By Morgan Lee, Associated Press.
(AP) — State-commissioned surveys of New Mexico medical cannabis producers and patients show that many dispensaries are encountering difficulties in meeting demands for marijuana and related products.
The Department of Health commissioned the surveys as it considers changing its limits on medical marijuana cultivation and per-patient consumption.
In results obtained Tuesday, 55% of producers said they have been unable to keep pace with patient demand for marijuana and related products.
Patient enrollment is surging in New Mexico’s medical marijuana program for health ailments such as cancer, chronic pain and post-traumatic stress disorder, with a 39% jump in participation between March 2018 and March 2019. Active patients now number more than 72,000.
Of the patients surveyed, about one in four said they were unable to purchase cannabis within the past 90 days because it was out of stock. Shortages were more pronounced in eastern New Mexico, with about four in 10 patients citing shortages.
The Health Department is crafting a new rule to determine limits on medical marijuana production after a lawsuit knocked down the previous 450-plant cap per producer.
A state district court judge ruled in November that the production limit had interfered with the beneficial use of marijuana by patients, siding with seller Ultra Health and the mother of child who is reliant on cannabis oil to treat a rare form of epilepsy.
Ultra Health, New Mexico’s largest seller, says medical cannabis sales are growing at a much slower rate than enrollment, which is up by 16% between March 2018 and March 2019.

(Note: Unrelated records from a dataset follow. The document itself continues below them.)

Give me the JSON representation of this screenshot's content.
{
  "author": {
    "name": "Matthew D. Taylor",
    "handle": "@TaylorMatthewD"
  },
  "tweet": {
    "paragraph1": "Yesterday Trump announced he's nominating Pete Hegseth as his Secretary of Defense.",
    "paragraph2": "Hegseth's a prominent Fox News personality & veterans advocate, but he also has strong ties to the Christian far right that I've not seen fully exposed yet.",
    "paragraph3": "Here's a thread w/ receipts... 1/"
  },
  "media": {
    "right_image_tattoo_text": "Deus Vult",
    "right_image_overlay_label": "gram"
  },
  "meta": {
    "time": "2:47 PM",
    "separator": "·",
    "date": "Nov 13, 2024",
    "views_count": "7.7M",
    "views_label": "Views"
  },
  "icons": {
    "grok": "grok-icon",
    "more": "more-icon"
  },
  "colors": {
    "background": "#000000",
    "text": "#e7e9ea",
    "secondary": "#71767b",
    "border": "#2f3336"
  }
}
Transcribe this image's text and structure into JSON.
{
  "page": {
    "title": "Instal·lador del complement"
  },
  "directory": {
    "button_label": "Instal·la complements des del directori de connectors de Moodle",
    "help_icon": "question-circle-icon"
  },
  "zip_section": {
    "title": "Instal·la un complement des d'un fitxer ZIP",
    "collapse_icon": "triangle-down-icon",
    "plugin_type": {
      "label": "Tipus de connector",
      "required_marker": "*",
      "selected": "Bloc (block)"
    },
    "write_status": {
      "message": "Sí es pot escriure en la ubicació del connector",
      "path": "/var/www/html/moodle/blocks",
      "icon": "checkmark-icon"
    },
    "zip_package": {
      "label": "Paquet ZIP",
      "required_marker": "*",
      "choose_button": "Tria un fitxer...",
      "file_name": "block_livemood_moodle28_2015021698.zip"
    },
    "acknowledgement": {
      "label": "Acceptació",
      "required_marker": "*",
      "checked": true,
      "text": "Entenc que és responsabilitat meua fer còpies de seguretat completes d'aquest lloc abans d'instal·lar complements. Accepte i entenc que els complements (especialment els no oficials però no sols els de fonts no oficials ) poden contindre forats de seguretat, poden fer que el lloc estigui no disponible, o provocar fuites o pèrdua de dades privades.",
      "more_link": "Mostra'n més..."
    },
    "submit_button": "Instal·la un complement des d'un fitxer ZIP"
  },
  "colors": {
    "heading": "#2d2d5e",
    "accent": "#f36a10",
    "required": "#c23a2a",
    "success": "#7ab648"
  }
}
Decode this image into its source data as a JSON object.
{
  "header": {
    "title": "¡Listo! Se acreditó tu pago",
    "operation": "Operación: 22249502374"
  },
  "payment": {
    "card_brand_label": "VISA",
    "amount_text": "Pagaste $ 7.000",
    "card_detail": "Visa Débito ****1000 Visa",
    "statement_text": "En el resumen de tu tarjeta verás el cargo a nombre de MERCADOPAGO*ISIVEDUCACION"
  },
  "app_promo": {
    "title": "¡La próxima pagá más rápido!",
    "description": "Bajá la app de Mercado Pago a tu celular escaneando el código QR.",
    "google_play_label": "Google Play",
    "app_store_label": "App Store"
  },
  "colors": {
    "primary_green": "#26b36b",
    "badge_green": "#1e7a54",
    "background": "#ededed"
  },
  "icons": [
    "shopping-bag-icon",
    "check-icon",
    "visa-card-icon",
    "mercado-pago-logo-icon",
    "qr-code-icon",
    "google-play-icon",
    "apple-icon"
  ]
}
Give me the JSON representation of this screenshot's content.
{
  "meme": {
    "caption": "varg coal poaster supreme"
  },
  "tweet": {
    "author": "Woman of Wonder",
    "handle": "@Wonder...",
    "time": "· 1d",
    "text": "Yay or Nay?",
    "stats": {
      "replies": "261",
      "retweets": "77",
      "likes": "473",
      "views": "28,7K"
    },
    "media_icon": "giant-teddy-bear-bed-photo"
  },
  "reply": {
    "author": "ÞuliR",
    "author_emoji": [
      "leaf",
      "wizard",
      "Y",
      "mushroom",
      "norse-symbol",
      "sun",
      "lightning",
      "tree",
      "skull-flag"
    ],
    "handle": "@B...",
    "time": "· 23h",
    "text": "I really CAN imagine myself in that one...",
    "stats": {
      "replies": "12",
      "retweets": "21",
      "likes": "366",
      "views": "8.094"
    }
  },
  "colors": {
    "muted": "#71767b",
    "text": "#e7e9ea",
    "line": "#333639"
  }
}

The company says consumers appear to be turning to the illicit market or supplies from Colorado’s recreational market. Health Department spokesman David Morgan declined to comment on the assertion.
AP Photo Sean Murphy